Lee’s coffins are full-sized, fin­ished in black, and fit­ted with han­dles for pall­bear­ers. The one dec­o­ra­tive con­ceit on the lid of each is a ren­der­ing of a skull that is gar­landed with flow­ers, two sym­bols that call to mind me­mento mori — re­minders of mor­tal­ity. The doors in the ex­hibit, each with printed text across them and a few with num­bers like an of­fice door might have, are some­thing else — not me­men­tos but in­vi­ta­tions. With the names “Wolf Hole,” “Sel­dom-Lit­tle Sel­dom,” “Li­brary of Ba­bel,” and “Mu­seum of Dark Forces,” they prom­ise in­trigue, but one would most likely open such doors with a mix­ture of cu­rios­ity and trep­i­da­tion. “The ‘Mu­seum of Dark Forces’ and the ‘The Li­brary of Ba­bel’ both come from fic­tional sources: Un­der­world by Don DeLillo and Fic­ciones by Jorge Luis Borges, re­spec­tively,” she said. The num­bers above the text are the page num­bers from the edi­tions where the ref­er­ences can be found.
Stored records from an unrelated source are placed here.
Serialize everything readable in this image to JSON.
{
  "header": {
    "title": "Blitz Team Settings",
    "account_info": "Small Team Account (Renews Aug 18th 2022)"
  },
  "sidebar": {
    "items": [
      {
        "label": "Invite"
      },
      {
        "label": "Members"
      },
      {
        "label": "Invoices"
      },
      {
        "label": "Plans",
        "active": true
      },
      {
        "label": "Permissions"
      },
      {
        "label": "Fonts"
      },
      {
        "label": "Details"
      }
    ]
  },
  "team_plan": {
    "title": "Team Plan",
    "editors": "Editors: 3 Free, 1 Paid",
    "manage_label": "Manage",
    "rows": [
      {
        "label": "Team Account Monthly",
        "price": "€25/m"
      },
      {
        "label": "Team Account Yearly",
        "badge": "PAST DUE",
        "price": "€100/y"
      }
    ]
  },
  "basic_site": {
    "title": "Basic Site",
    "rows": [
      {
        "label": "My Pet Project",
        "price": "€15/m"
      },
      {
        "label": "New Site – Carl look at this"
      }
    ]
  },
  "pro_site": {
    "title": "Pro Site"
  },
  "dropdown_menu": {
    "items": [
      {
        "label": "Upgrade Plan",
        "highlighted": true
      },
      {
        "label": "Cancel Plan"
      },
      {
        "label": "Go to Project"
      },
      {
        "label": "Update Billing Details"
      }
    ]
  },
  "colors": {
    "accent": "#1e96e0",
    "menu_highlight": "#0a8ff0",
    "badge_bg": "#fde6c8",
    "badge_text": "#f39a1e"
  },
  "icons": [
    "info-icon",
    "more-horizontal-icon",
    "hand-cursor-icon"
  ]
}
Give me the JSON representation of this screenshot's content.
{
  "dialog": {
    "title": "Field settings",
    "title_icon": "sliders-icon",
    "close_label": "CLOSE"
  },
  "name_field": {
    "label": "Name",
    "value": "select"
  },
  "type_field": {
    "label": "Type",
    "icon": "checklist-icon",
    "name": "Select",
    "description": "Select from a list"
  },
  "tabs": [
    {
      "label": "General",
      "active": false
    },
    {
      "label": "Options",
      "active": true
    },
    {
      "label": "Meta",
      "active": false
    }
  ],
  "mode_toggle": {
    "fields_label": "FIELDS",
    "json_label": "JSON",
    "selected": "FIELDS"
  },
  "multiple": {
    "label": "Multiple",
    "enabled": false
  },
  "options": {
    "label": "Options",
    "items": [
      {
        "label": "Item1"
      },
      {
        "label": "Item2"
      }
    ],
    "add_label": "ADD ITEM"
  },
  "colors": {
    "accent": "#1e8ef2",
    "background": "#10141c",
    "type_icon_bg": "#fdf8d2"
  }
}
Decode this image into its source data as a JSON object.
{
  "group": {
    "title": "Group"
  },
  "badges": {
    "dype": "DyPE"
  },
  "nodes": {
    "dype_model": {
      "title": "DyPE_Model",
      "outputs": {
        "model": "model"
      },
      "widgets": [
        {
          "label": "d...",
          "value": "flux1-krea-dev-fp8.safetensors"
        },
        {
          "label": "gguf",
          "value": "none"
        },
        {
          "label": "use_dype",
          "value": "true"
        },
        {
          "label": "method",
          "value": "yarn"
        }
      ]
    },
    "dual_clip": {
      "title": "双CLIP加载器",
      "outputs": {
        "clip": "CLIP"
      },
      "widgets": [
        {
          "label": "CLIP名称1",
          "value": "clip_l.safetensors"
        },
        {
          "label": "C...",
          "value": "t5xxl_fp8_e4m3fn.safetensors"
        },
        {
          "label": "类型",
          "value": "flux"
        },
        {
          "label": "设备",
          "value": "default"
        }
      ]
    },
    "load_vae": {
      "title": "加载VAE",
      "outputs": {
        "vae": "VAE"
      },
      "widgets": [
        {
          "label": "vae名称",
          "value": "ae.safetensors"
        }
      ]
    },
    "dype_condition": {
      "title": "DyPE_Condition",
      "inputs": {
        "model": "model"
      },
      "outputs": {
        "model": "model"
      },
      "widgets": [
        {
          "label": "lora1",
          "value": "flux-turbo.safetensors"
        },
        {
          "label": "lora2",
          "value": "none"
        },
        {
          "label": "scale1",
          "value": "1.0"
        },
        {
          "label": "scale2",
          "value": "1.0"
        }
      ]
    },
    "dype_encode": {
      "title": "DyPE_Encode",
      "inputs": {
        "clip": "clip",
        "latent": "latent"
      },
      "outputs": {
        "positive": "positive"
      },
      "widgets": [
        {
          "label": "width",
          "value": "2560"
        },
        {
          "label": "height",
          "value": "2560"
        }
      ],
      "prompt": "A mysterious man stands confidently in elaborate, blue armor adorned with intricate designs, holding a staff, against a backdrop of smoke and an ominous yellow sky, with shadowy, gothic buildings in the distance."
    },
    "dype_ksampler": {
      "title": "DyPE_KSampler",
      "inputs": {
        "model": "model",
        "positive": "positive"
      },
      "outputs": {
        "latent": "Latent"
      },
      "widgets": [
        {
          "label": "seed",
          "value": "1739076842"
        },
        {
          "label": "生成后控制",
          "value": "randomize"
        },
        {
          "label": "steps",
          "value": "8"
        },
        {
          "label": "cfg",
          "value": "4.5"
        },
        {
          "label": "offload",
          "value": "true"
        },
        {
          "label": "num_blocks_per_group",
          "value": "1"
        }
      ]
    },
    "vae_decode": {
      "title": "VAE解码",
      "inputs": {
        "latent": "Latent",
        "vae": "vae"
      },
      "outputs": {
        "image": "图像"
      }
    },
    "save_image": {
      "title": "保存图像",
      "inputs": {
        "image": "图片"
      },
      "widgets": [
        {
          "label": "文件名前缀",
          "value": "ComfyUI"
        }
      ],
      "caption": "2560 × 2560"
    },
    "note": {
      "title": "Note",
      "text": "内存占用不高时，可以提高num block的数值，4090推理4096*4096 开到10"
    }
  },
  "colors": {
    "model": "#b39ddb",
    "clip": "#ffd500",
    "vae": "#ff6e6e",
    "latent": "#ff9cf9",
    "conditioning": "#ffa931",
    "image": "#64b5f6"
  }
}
In the case of DeLillo’s novel, the words “Mu­seum of Dark Forces” are spo­ken by one char­ac­ter to an­other dur­ing a dis­cus­sion about di­etrolo­gia, an Ital­ian word re­fer­ring to the search for hid­den mo­tives be­hind events. In “The Li­brary of Ba­bel,” a short story in Fic­ciones, Borges de­scribes the uni­verse as an im­mense li­brary of ran­domly ar­ranged books that seem to con­form to a spe­cific or­der. “The other two doors are de­scrip­tive place names: Wolf Hole, Ari­zona, and Sel­dom-Lit­tle Sel­dom, New­found­land.”

The idea that the doors open ei­ther to spe­cific places, per­cep­tions, or states of mind is purely con­cep­tual. As self-con­tained ob­jects, not set into a wall or in­tended to open on a clearly de­fined space, they tease the mind with pos­si­bil­i­ties. Death can have the same ef­fect if you think of it as a door or por­tal lead­ing into an­other state. On the other side of that thresh­old, from the point of view of the living, lies one of life’s big­gest mys­ter­ies.

A se­ries of death-em­blem stud­ies, works on pa­per, fur­ther re­calls the me­mento mori. The images are pages taken from Life mag­a­zine and printed, as with the coffins, with skulls and flow­ers im­part­ing a sense of irony that car­ries over into Lee’s other works. In fact, the ex­hibit it­self, be­cause it can, by ne­ces­sity, only con­sider the sub­ject of death from the van­tage point of those still kick­ing, seems as much about pres­ence as it does about ab­sence. Even the de­parted en­ter into a kind of life af­ter death by way of the re­mem­brances of those whose lives they’ve touched. “Con­tra­dic­tions are kind of my métier,” Lee said. “I think the ab­sence/ pres­ence thing is more or less an in­tu­itional or emo­tional state for me that is al­ways there and as I con­tinue to build an aes­thetic, to make more work, I also con­tinue to hone that in­tu­itional/emo­tional state.”

Kather­ine Lee: Death Em­blem Study: April/Cherry, 2015,

laser etch­ing on page from Life mag­a­zine Top right, Maps, Doors, and Coffins: Lo­cat­ing Ab­sence

in­stal­la­tion view Op­po­site page, Home Map, 2015, oil on linen

Newspapers in English

Newspapers from USA

© PressReader. All rights reserved.